A murder. A suicide. A Buddhist ceremony with both families to free spirits
Four monks held a piece of white string tied around their portraits. Family members of both the murder victim and the woman suspected of killing her knelt beside an unmade bed. Around them, artifacts from two lives frozen in time: pink house slippers by the hall, school notebooks on a desk, a hamper of freshly washed laundry yet to be folded.
Relatives of Kornkamon Leenawarat, 25, and Thiti-on Chotechuangsab, 32, returned to the University of Washington law students’ apartment with the monks last week to free their spirits from this realm.
The King County Medical Examiner determined the students’ deaths to be a murder-suicide, but officials have released few details on what led to the violence.
Family members declined to comment on the nature of the crime, citing respect for the police work to conclude.
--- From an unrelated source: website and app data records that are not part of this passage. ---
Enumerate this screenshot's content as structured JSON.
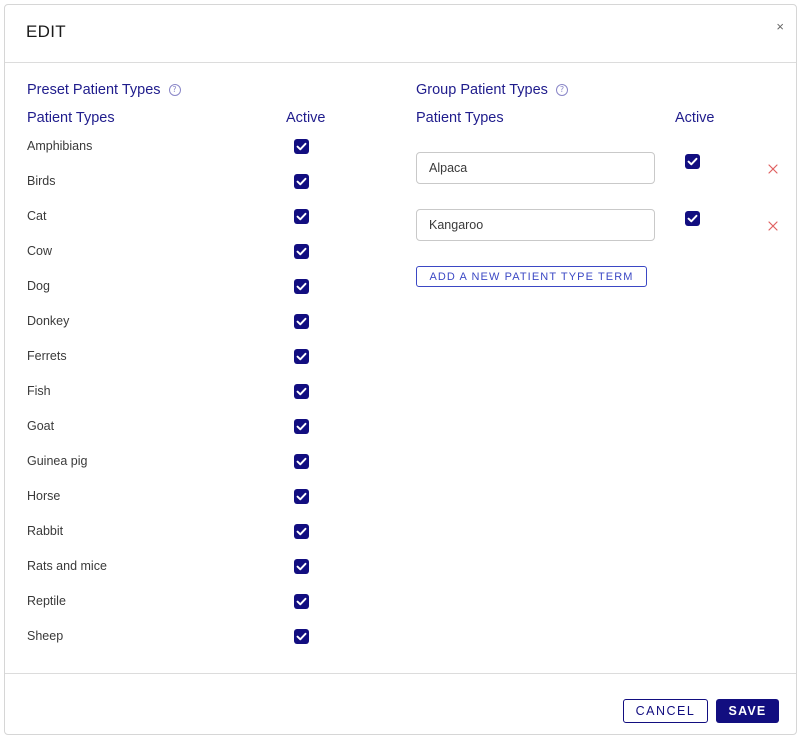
{
  "modal": {
    "title": "EDIT",
    "close_label": "×"
  },
  "preset": {
    "title": "Preset Patient Types",
    "col_types": "Patient Types",
    "col_active": "Active",
    "items": [
      {
        "label": "Amphibians",
        "active": true
      },
      {
        "label": "Birds",
        "active": true
      },
      {
        "label": "Cat",
        "active": true
      },
      {
        "label": "Cow",
        "active": true
      },
      {
        "label": "Dog",
        "active": true
      },
      {
        "label": "Donkey",
        "active": true
      },
      {
        "label": "Ferrets",
        "active": true
      },
      {
        "label": "Fish",
        "active": true
      },
      {
        "label": "Goat",
        "active": true
      },
      {
        "label": "Guinea pig",
        "active": true
      },
      {
        "label": "Horse",
        "active": true
      },
      {
        "label": "Rabbit",
        "active": true
      },
      {
        "label": "Rats and mice",
        "active": true
      },
      {
        "label": "Reptile",
        "active": true
      },
      {
        "label": "Sheep",
        "active": true
      }
    ]
  },
  "group": {
    "title": "Group Patient Types",
    "col_types": "Patient Types",
    "col_active": "Active",
    "items": [
      {
        "value": "Alpaca",
        "active": true
      },
      {
        "value": "Kangaroo",
        "active": true
      }
    ],
    "add_label": "ADD A NEW PATIENT TYPE TERM"
  },
  "footer": {
    "cancel_label": "CANCEL",
    "save_label": "SAVE"
  },
  "colors": {
    "accent": "#120e80",
    "heading": "#1f1c8c",
    "remove": "#e06060",
    "link": "#3b48c4"
  },
  "icons": {
    "help": "help-circle-icon",
    "check": "checkmark-icon",
    "remove": "close-icon"
  }
}
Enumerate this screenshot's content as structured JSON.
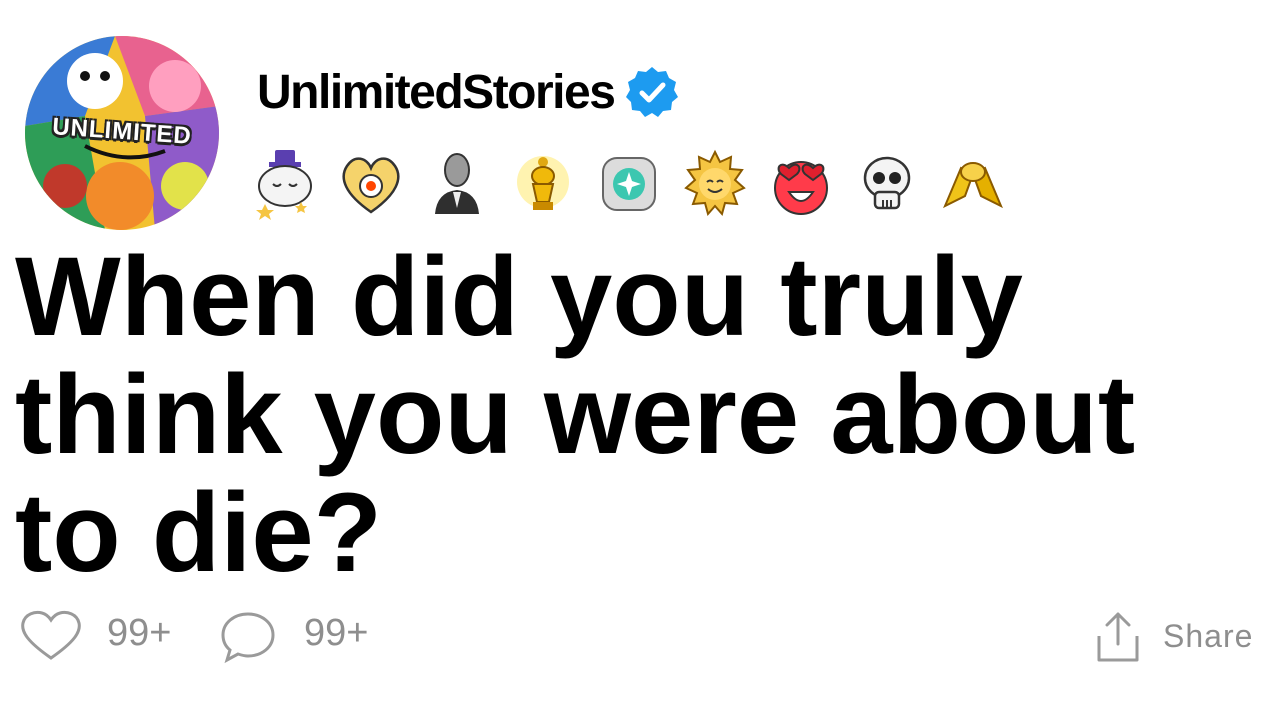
{
  "post": {
    "avatar_text": "UNLIMITED",
    "username": "UnlimitedStories",
    "verified_icon": "verified-check-icon",
    "award_icons": [
      "sleeping-star-award-icon",
      "heart-award-icon",
      "bust-statue-award-icon",
      "gold-trophy-award-icon",
      "gem-award-icon",
      "sun-award-icon",
      "heart-eyes-award-icon",
      "skull-award-icon",
      "handshake-award-icon"
    ],
    "title": "When did you truly think you were about to die?"
  },
  "actions": {
    "likes": "99+",
    "comments": "99+",
    "share_label": "Share"
  },
  "colors": {
    "verified": "#1d9bf0",
    "muted": "#8e8e8e",
    "text": "#000000"
  }
}
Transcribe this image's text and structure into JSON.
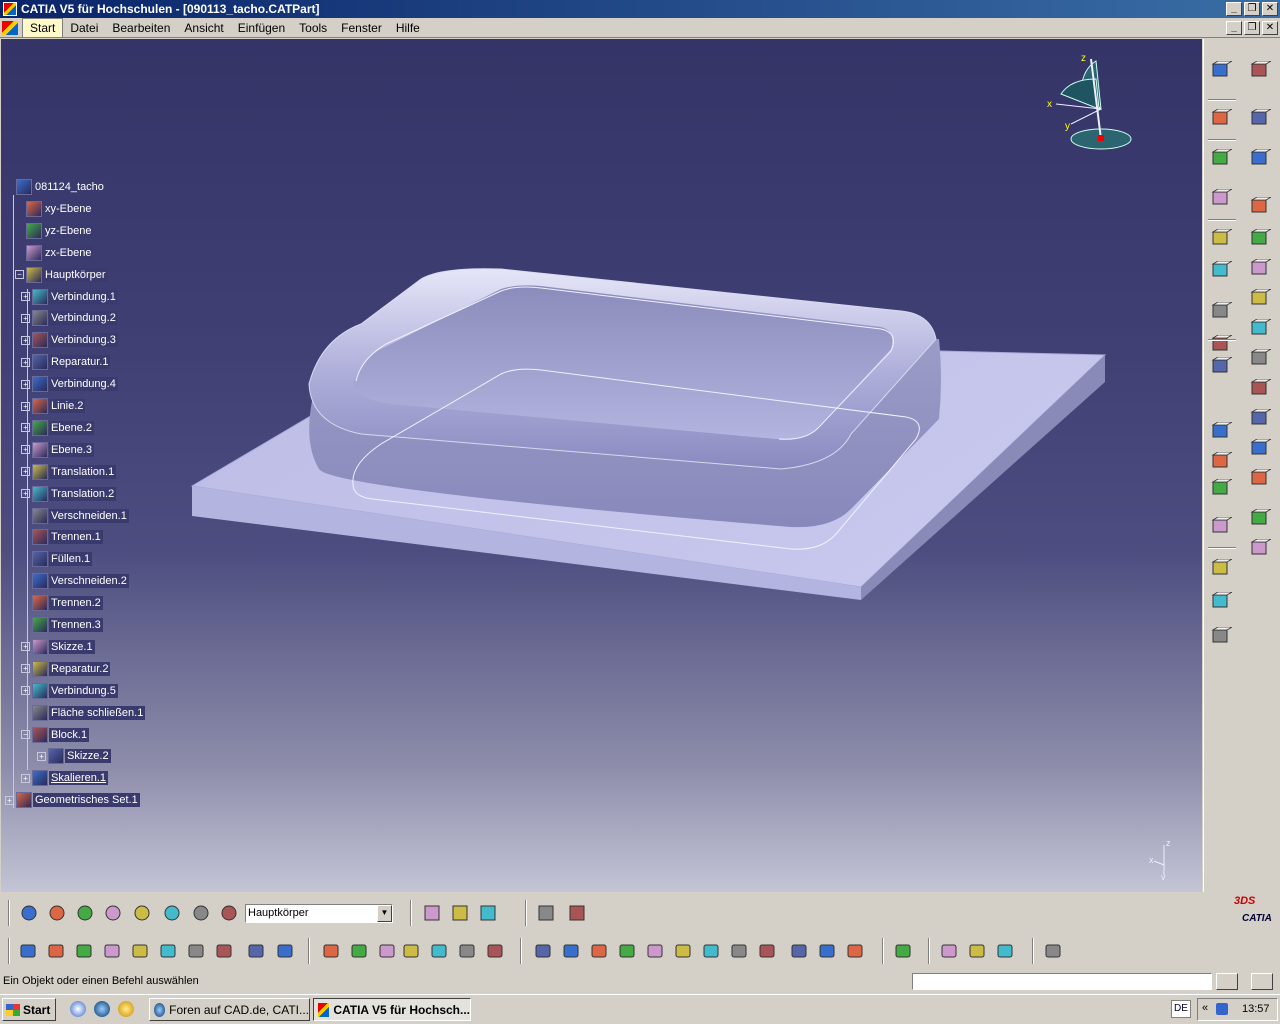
{
  "window": {
    "title": "CATIA V5 für Hochschulen - [090113_tacho.CATPart]",
    "btn_minimize": "_",
    "btn_restore": "❐",
    "btn_close": "✕"
  },
  "menu": {
    "items": [
      "Start",
      "Datei",
      "Bearbeiten",
      "Ansicht",
      "Einfügen",
      "Tools",
      "Fenster",
      "Hilfe"
    ]
  },
  "tree": {
    "nodes": [
      {
        "label": "081124_tacho",
        "level": 0,
        "expander": "",
        "icon": "part-icon"
      },
      {
        "label": "xy-Ebene",
        "level": 1,
        "expander": "",
        "icon": "plane-icon"
      },
      {
        "label": "yz-Ebene",
        "level": 1,
        "expander": "",
        "icon": "plane-icon"
      },
      {
        "label": "zx-Ebene",
        "level": 1,
        "expander": "",
        "icon": "plane-icon"
      },
      {
        "label": "Hauptkörper",
        "level": 1,
        "expander": "−",
        "icon": "body-icon"
      },
      {
        "label": "Verbindung.1",
        "level": 2,
        "expander": "+",
        "icon": "join-icon"
      },
      {
        "label": "Verbindung.2",
        "level": 2,
        "expander": "+",
        "icon": "join-icon"
      },
      {
        "label": "Verbindung.3",
        "level": 2,
        "expander": "+",
        "icon": "join-icon"
      },
      {
        "label": "Reparatur.1",
        "level": 2,
        "expander": "+",
        "icon": "repair-icon"
      },
      {
        "label": "Verbindung.4",
        "level": 2,
        "expander": "+",
        "icon": "join-icon"
      },
      {
        "label": "Linie.2",
        "level": 2,
        "expander": "+",
        "icon": "line-icon"
      },
      {
        "label": "Ebene.2",
        "level": 2,
        "expander": "+",
        "icon": "plane-icon"
      },
      {
        "label": "Ebene.3",
        "level": 2,
        "expander": "+",
        "icon": "plane-icon"
      },
      {
        "label": "Translation.1",
        "level": 2,
        "expander": "+",
        "icon": "translate-icon"
      },
      {
        "label": "Translation.2",
        "level": 2,
        "expander": "+",
        "icon": "translate-icon"
      },
      {
        "label": "Verschneiden.1",
        "level": 2,
        "expander": "",
        "icon": "intersect-icon"
      },
      {
        "label": "Trennen.1",
        "level": 2,
        "expander": "",
        "icon": "split-icon"
      },
      {
        "label": "Füllen.1",
        "level": 2,
        "expander": "",
        "icon": "fill-icon"
      },
      {
        "label": "Verschneiden.2",
        "level": 2,
        "expander": "",
        "icon": "intersect-icon"
      },
      {
        "label": "Trennen.2",
        "level": 2,
        "expander": "",
        "icon": "split-icon"
      },
      {
        "label": "Trennen.3",
        "level": 2,
        "expander": "",
        "icon": "split-icon"
      },
      {
        "label": "Skizze.1",
        "level": 2,
        "expander": "+",
        "icon": "sketch-icon"
      },
      {
        "label": "Reparatur.2",
        "level": 2,
        "expander": "+",
        "icon": "repair-icon"
      },
      {
        "label": "Verbindung.5",
        "level": 2,
        "expander": "+",
        "icon": "join-icon"
      },
      {
        "label": "Fläche schließen.1",
        "level": 2,
        "expander": "",
        "icon": "close-surface-icon"
      },
      {
        "label": "Block.1",
        "level": 2,
        "expander": "−",
        "icon": "pad-icon"
      },
      {
        "label": "Skizze.2",
        "level": 3,
        "expander": "+",
        "icon": "sketch-icon"
      },
      {
        "label": "Skalieren.1",
        "level": 2,
        "expander": "+",
        "icon": "scale-icon"
      },
      {
        "label": "Geometrisches Set.1",
        "level": 0,
        "expander": "+",
        "icon": "geoset-icon"
      }
    ]
  },
  "compass": {
    "x": "x",
    "y": "y",
    "z": "z"
  },
  "toolbar": {
    "body_select": "Hauptkörper",
    "icons_row1": [
      "refresh-icon",
      "select-icon",
      "axis-icon",
      "measure-icon",
      "datum-icon",
      "compass-icon",
      "stack-icon",
      "layer-icon"
    ],
    "icons_row1b": [
      "plane-tool-icon",
      "analysis-icon",
      "navigator-icon",
      "sheet-icon",
      "sheets-icon"
    ],
    "icons_row2": [
      "new-icon",
      "open-icon",
      "save-icon",
      "print-icon",
      "cut-icon",
      "copy-icon",
      "paste-icon",
      "undo-icon",
      "redo-icon",
      "help-icon",
      "formula-icon",
      "comment-icon",
      "knowledge-icon",
      "table-icon",
      "tree-icon",
      "lock-icon",
      "law-icon",
      "fly-icon",
      "fit-all-icon",
      "pan-icon",
      "rotate-icon",
      "zoom-in-icon",
      "zoom-out-icon",
      "normal-view-icon",
      "views-icon",
      "iso-view-icon",
      "shading-icon",
      "hide-show-icon",
      "swap-icon",
      "multiview-icon",
      "measure-between-icon",
      "measure-item-icon",
      "inertia-icon",
      "capture-icon"
    ]
  },
  "right_toolbar": {
    "icons": [
      "eraser-icon",
      "gear-icon",
      "sketch-tool-icon",
      "cursor-icon",
      "axis-system-icon",
      "sketcher-icon",
      "text-icon",
      "pad-tool-icon",
      "point-icon",
      "pocket-icon",
      "line-tool-icon",
      "shaft-icon",
      "plane-tool-icon",
      "groove-icon",
      "hole-icon",
      "rib-icon",
      "slot-icon",
      "solid-icon",
      "stiffener-icon",
      "loft-icon",
      "fillet-icon",
      "chamfer-icon",
      "draft-icon",
      "shell-icon",
      "thickness-icon",
      "thread-icon",
      "pattern-icon",
      "mirror-icon",
      "boolean-icon",
      "scale-tool-icon",
      "inertia-tool-icon"
    ]
  },
  "status": {
    "text": "Ein Objekt oder einen Befehl auswählen",
    "input_placeholder": ""
  },
  "taskbar": {
    "start_label": "Start",
    "tasks": [
      {
        "label": "Foren auf CAD.de, CATI...",
        "active": false
      },
      {
        "label": "CATIA V5 für Hochsch...",
        "active": true
      }
    ],
    "language": "DE",
    "clock": "13:57"
  },
  "brand": {
    "logo_text": "CATIA",
    "logo_mark": "3DS"
  },
  "colors": {
    "viewport_top": "#343467",
    "viewport_bottom": "#c4c4d6",
    "model_fill": "#c0c0e8",
    "tree_label_bg": "#3a3a6e",
    "title_left": "#0a246a"
  }
}
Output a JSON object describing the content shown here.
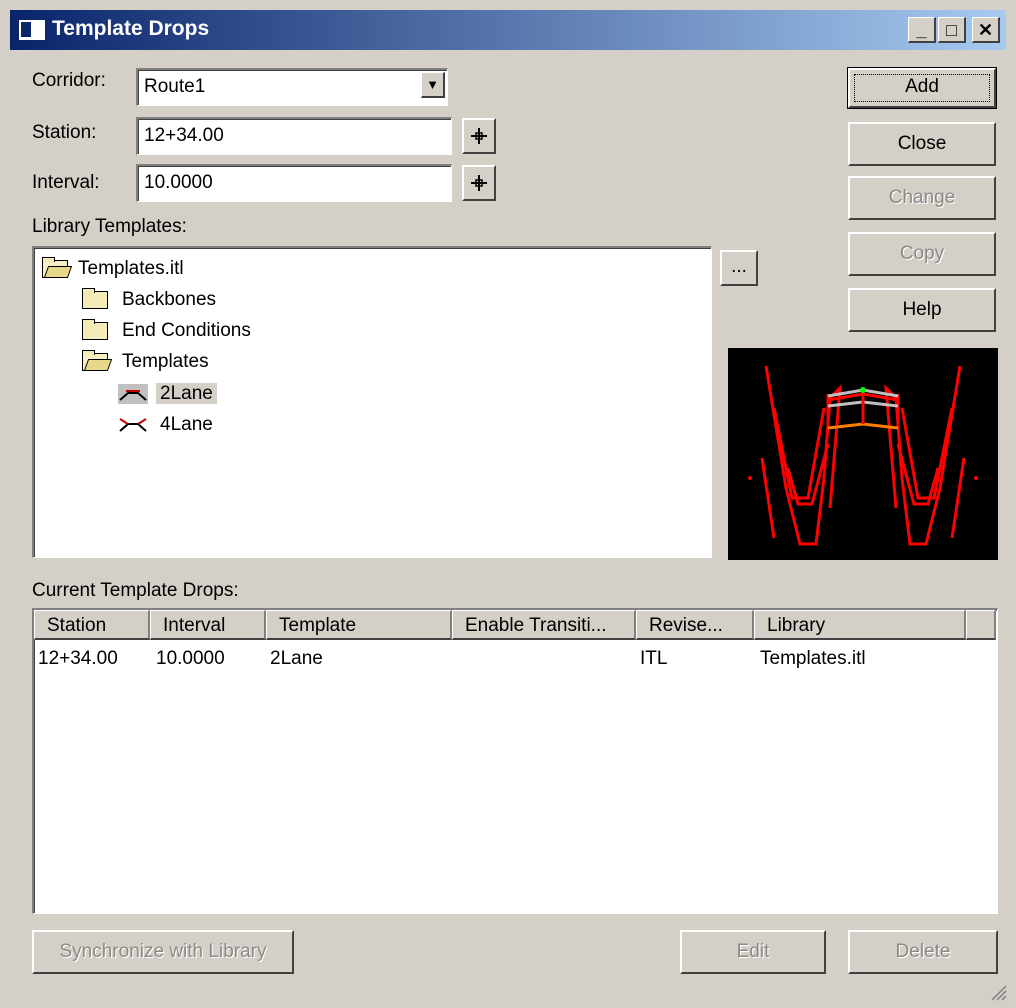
{
  "window": {
    "title": "Template Drops",
    "min_icon": "minimize-icon",
    "max_icon": "maximize-icon",
    "close_icon": "close-icon"
  },
  "corridor": {
    "label": "Corridor:",
    "value": "Route1"
  },
  "station": {
    "label": "Station:",
    "value": "12+34.00"
  },
  "interval": {
    "label": "Interval:",
    "value": "10.0000"
  },
  "library": {
    "label": "Library Templates:",
    "browse": "..."
  },
  "tree": {
    "root": "Templates.itl",
    "items": [
      "Backbones",
      "End Conditions",
      "Templates"
    ],
    "templates": [
      "2Lane",
      "4Lane"
    ]
  },
  "buttons": {
    "add": "Add",
    "close": "Close",
    "change": "Change",
    "copy": "Copy",
    "help": "Help",
    "sync": "Synchronize with Library",
    "edit": "Edit",
    "delete": "Delete"
  },
  "drops": {
    "label": "Current Template Drops:",
    "columns": [
      "Station",
      "Interval",
      "Template",
      "Enable Transiti...",
      "Revise...",
      "Library"
    ],
    "rows": [
      [
        "12+34.00",
        "10.0000",
        "2Lane",
        "",
        "ITL",
        "Templates.itl"
      ]
    ]
  },
  "colors": {
    "title_start": "#0a246a",
    "title_end": "#a6caf0",
    "preview_bg": "#000000",
    "preview_line": "#ff0000"
  }
}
But the family of Leenawarat, identified as the murder victim by the King County Medical Examiner, wanted her to be remembered as more than a tragic death.
She was organized and driven, cousin-in-law Kevin Bordosky said, on her way to earning a second master’s degree, with hopes of becoming a judge back in Thailand. This was something she had worked toward since she was 18 years old. While studying for her first master’s degree in Boston, Leenawarat loved skiing in Vermont, Bordosky said.
Nathathai Leenavarat, Kornkamon’s’ first cousin and Bordosky’s wife, said Leenawarat also was known for her positivity, no matter the occasion. When Leenawarat’s mother died in 2016 and her uncle died in 2017, the family was responsible for hosting and feeding relatives. Leenavarat said her cousin did so for days on end without complaint, always a smile on her face.
Leenavarat and her husband told KUOW that their cousin and Chotechuangsab met by chance while she was studying law at Thammasat University, an esteemed institution in Thailand. As part of the class, Leenawarat visited a court where Chotechuangsab worked. Independently, Leenavarat and Bordosky said, the two women decided to pursue master's degrees at Boston University. Eventually, both chose to continue their education at the University of Washington.
Thiti-on Chotechuangsab's family was there too.
Seth Chotechuangsab, Thiti-on's brother, also attended the ceremony. He participated in the blessings for both students.
During the ceremony, both Leenawarat’s family members and Chotechuangsab knelt by the bed with bowls and cups of water. As monks chanted, the family members poured water from one container to another, representing the flow from the hearts, or spirits, of the two women. This dedication ritual, or transfer of merit, would ensure that good deeds would be transferred to their next lives, Ven. Phra Ratsamee of the Buddhangkura Buddhist Temple of Washington explained.
For Leenawarat’s family, the ceremony marked a rare moment of beauty in a week filled with grief, shock and the bureaucratic nightmare involved in sending her body back to Thailand. But it wasn’t without complex feelings.
Nathathai Leenavarat, the cousin of the woman murdered, said at some points during the ceremony she felt uncomfortable with Chotechuangsab's brother there.
“On the other hand,” she said, “I feel like they lost, too, so I need to forgive him.”